Ham radios allowing us to stay in communication regarding our findings, Zane and I climbed up the eastern face of a ridge, tantalizingly close to its highest point where we'd have a spectacular view to the north. Then, just as we were within a hundred yards or so of the perfect spot, the road crested at Lost Soul Divide and started heading back down the mountain.
We stopped to report the situation and admire the view to the east.
Lake Koocanusa from Lost Soul Divide. A camp site here would have been spectacular.
Mike and Dan on the other hand had a bit more luck. The hadn't found anything with a view, but they did find a nice little place at the end of a logging road with plenty of wood and a location that would guarantee us privacy through the night.
At 5:30pm, guided by Mike on his Ham radio, Zane and I pulled into camp. Three hours and numerous dead-end roads, I think we were all ready to be done. Gathered in our chairs, we sat around chatting and laughing as the light waned. Mike made guacamole which lasted all of about 2 minutes, and then broke out a second avocado to make some more!
And then - as if the guac wasn't enough - Mike offered to make us all Tacos for dinner! Yep, he'd been working on a new recipe and we were the "unfortunate" individuals he "forced" to try them out. We were all, as you can imagine, delighted.
Our bellies full, we recounted the events of the day and the craziness of the trip so far. I'm sure too that we chatted about trucks, life, and probably many other things as the stars came out and started tracing their way across the night sky. Our position meant no chance at NEOWISE, but that was just fine - it'd be there the next night as well if we could find a spot with a bit better vantage point.
Once again, the rest of the gang outlasted me as I headed off to bed at 11:30pm, feeling like the oldest dude of the bunch.
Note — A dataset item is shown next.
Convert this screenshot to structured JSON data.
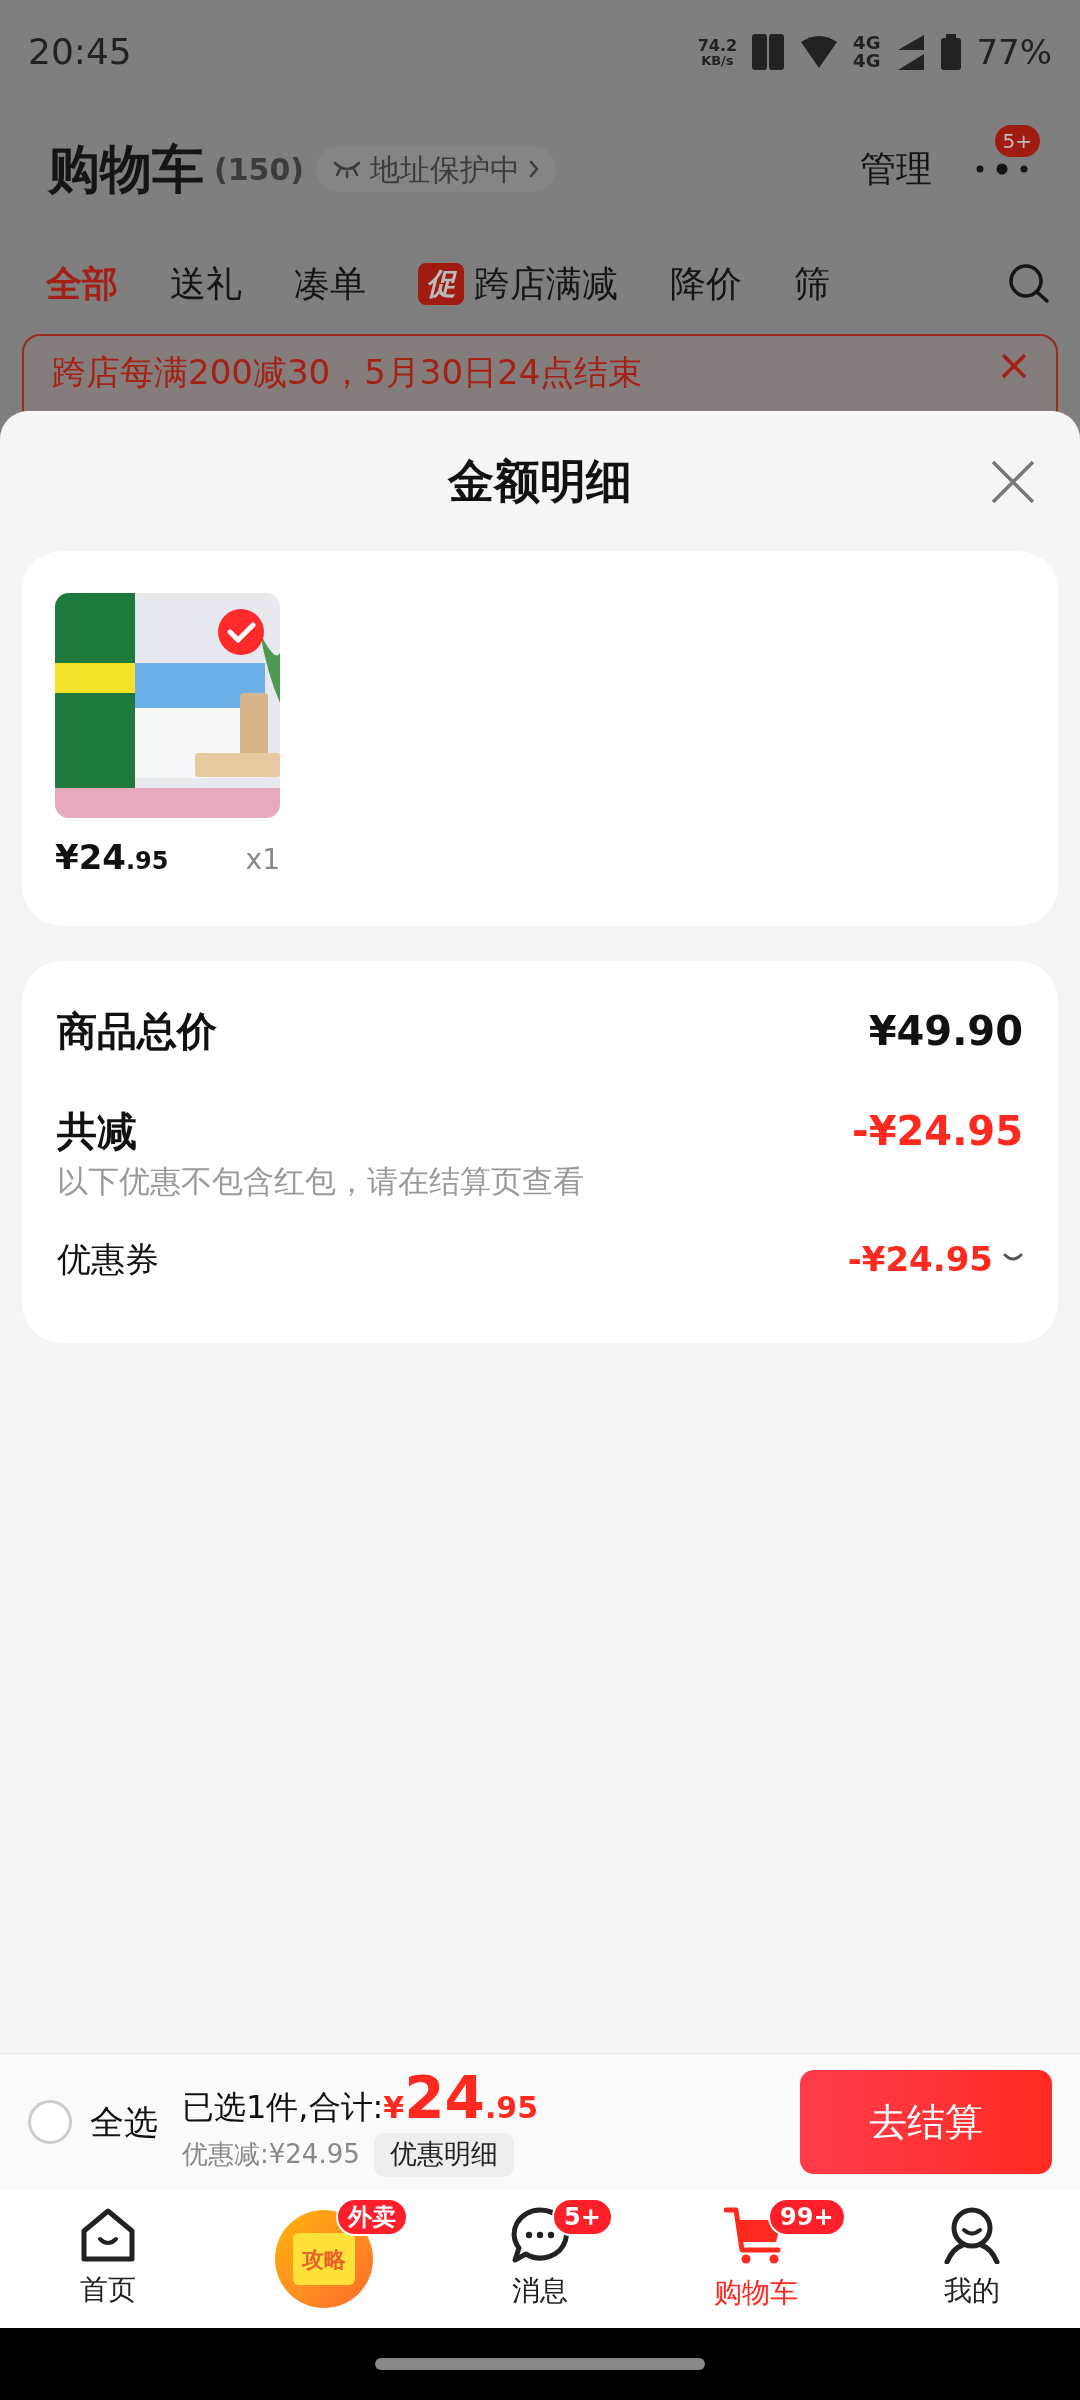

But hey, I headed to bed knowing that the next morning would bring something special - something we'd all been looking forward to since Dan had mentioned it on our first night of camp...
...but hey, that's the beginning of another story.